Top of DATA

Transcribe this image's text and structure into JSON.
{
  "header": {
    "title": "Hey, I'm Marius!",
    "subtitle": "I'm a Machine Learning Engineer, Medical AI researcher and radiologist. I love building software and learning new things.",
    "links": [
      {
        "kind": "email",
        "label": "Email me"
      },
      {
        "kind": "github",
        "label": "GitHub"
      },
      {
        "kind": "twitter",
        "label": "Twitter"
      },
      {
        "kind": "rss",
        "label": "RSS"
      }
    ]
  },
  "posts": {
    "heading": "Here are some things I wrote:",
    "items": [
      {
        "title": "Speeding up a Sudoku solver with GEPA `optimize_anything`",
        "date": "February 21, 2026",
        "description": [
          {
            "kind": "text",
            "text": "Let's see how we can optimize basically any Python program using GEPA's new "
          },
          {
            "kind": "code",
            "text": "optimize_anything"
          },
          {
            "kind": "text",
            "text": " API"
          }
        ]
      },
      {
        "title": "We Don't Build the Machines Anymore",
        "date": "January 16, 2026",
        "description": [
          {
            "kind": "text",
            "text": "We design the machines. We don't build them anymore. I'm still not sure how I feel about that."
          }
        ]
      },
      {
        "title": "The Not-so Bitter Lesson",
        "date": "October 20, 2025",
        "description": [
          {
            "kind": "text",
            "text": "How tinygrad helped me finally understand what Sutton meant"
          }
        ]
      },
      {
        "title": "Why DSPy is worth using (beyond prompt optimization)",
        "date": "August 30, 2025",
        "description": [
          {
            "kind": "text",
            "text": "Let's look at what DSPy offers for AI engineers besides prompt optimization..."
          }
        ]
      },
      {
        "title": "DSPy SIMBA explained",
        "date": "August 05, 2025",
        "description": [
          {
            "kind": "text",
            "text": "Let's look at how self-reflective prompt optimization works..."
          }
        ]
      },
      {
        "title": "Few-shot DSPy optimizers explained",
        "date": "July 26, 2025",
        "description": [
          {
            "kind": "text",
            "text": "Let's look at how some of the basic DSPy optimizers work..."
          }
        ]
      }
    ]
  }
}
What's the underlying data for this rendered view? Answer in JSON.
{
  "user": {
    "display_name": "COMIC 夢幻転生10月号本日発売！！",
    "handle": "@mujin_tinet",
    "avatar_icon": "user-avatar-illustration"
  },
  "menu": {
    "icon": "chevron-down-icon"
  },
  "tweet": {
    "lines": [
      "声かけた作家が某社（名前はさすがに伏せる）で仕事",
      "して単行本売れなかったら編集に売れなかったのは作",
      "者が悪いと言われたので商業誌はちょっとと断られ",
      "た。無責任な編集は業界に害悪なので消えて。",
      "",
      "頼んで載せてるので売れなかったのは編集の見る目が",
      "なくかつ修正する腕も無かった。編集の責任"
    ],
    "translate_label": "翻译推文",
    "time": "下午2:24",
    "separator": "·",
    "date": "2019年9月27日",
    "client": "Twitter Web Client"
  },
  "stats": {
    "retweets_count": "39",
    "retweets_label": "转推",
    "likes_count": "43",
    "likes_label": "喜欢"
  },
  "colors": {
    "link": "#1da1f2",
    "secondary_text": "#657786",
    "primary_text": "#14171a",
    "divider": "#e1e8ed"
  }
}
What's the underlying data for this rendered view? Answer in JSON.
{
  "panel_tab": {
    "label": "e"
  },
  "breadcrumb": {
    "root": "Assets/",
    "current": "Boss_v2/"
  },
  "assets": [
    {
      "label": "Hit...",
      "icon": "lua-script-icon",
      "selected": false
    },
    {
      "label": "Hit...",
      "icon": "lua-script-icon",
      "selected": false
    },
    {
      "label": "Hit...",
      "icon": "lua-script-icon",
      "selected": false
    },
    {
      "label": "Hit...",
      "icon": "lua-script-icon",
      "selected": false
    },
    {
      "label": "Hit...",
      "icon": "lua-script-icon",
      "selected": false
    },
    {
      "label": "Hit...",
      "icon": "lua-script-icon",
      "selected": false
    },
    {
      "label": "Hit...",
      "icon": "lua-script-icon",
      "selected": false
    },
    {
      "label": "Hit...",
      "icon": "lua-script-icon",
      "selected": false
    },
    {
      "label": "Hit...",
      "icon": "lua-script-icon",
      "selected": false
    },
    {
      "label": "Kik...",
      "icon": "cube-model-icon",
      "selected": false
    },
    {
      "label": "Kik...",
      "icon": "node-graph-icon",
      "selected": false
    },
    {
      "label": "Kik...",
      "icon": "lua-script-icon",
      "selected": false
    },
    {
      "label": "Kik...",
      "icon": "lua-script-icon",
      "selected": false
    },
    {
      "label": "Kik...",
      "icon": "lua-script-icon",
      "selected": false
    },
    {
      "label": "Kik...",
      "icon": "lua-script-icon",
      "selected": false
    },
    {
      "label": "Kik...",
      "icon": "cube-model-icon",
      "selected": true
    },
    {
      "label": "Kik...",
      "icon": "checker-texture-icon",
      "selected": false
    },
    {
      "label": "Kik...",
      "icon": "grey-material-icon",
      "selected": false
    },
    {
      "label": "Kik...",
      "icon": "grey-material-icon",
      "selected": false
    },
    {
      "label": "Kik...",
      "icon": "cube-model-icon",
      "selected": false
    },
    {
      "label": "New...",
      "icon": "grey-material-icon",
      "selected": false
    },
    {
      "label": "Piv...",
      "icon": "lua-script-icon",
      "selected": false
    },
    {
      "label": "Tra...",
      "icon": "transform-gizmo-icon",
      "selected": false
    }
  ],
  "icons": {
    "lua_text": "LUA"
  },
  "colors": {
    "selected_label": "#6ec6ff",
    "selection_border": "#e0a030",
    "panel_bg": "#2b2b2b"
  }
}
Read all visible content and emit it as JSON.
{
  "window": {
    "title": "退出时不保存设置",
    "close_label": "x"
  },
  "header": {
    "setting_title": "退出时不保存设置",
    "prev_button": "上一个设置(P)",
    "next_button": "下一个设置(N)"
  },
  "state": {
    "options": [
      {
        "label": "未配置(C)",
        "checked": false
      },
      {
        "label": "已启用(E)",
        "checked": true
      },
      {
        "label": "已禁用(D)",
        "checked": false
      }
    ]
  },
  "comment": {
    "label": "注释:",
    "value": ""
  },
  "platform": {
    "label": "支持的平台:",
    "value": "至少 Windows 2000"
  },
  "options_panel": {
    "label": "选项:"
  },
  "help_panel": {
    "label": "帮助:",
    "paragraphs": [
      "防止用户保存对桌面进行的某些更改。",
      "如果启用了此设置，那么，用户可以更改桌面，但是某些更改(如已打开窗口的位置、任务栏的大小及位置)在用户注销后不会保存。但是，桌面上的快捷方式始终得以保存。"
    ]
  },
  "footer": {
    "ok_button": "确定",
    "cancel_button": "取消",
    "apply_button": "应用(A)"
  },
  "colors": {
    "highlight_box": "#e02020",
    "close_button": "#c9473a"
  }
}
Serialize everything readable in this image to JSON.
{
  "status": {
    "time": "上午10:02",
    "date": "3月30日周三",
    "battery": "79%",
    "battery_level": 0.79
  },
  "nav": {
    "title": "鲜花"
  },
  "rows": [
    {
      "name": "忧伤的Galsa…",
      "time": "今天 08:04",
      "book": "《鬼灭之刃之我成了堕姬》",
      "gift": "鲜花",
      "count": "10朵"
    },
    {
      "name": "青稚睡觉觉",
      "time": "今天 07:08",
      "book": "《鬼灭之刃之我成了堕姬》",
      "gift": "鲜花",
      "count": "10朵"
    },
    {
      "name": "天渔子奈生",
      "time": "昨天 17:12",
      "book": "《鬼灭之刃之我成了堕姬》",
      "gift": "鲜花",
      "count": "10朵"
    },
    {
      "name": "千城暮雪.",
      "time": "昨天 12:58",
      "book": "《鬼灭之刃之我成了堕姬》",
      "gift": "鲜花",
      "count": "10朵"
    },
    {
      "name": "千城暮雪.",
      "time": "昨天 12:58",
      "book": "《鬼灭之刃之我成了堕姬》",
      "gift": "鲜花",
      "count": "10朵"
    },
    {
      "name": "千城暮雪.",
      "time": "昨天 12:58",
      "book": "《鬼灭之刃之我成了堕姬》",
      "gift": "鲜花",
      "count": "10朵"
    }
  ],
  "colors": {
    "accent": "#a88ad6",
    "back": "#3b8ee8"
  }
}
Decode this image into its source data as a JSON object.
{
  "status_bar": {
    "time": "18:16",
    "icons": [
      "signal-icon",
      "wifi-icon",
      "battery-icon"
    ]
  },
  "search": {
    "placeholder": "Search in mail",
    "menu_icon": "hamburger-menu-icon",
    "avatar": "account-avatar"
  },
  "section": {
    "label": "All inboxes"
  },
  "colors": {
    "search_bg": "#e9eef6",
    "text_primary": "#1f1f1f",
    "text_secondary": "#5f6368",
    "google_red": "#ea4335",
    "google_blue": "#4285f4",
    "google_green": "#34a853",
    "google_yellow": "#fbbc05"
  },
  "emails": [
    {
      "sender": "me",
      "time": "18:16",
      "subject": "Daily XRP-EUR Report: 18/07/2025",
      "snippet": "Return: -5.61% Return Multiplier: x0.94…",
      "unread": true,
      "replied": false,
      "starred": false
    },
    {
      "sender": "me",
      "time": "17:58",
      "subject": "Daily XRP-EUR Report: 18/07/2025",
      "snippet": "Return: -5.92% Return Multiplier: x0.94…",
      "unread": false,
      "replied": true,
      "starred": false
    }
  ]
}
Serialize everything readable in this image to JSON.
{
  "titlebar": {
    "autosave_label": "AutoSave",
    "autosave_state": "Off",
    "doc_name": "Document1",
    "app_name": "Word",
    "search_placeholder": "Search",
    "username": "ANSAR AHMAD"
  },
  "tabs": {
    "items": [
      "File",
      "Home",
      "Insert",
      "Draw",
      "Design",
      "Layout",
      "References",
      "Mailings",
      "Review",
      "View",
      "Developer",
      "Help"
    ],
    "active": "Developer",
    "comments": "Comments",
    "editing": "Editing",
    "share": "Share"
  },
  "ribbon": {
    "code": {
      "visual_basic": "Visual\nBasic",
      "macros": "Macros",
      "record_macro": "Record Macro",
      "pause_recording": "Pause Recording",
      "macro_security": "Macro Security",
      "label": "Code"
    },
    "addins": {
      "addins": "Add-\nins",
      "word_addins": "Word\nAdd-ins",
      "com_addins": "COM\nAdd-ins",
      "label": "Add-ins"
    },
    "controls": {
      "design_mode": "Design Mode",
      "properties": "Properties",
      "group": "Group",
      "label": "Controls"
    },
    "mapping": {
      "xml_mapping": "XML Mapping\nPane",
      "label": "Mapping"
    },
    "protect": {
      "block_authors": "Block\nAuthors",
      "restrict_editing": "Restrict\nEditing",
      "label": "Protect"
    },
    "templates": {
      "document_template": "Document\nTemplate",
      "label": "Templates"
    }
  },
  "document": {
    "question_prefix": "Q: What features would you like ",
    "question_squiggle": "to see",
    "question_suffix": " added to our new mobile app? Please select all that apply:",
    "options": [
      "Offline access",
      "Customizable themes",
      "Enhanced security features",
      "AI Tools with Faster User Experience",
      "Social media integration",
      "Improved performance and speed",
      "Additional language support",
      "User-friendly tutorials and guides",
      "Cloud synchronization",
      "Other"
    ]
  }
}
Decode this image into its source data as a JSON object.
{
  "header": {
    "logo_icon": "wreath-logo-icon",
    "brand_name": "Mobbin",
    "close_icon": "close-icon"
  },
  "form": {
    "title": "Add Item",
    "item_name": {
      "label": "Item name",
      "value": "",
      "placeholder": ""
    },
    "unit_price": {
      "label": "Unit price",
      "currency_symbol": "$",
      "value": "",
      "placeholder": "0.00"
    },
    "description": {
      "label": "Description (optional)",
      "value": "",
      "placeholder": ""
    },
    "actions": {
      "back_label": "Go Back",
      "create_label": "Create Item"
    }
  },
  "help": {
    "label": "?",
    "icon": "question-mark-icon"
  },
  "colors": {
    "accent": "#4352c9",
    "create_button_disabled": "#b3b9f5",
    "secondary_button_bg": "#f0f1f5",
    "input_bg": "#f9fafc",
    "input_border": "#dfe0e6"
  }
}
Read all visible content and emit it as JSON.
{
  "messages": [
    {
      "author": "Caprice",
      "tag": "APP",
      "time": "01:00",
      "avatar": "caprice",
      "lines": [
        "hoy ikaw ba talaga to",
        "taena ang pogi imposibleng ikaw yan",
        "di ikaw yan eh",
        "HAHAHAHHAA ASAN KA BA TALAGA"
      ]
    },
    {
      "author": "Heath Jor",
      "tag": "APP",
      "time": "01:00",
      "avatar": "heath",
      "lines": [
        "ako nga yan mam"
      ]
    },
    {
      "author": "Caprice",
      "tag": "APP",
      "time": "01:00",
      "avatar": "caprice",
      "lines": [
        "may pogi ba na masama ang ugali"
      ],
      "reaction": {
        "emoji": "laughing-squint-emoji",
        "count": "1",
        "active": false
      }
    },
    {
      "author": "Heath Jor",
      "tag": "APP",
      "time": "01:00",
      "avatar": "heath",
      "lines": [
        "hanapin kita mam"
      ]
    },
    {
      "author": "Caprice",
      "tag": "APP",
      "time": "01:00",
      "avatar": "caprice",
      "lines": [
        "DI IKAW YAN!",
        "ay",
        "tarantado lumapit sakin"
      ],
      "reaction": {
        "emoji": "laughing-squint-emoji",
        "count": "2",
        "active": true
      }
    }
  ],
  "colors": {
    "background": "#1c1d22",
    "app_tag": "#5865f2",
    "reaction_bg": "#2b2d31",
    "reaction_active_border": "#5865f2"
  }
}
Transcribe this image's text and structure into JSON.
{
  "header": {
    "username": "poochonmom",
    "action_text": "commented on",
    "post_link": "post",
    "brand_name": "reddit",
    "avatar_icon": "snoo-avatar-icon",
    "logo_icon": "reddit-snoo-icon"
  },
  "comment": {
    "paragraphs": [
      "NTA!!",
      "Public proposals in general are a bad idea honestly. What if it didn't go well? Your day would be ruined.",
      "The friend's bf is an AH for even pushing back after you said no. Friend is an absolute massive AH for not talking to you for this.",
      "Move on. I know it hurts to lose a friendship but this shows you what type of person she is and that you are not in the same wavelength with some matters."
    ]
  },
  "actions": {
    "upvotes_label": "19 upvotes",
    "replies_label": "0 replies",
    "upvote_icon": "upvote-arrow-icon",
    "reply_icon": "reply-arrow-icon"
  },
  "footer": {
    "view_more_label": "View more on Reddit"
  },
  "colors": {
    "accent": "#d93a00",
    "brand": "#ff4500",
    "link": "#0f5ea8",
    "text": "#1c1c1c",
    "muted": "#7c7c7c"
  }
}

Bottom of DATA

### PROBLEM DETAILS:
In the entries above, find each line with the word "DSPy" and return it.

### TASK RESULT:
        "title": "Why DSPy is worth using (beyond prompt optimization)",
            "text": "Let's look at what DSPy offers for AI engineers besides prompt optimization..."
        "title": "DSPy SIMBA explained",
        "title": "Few-shot DSPy optimizers explained",
            "text": "Let's look at how some of the basic DSPy optimizers work..."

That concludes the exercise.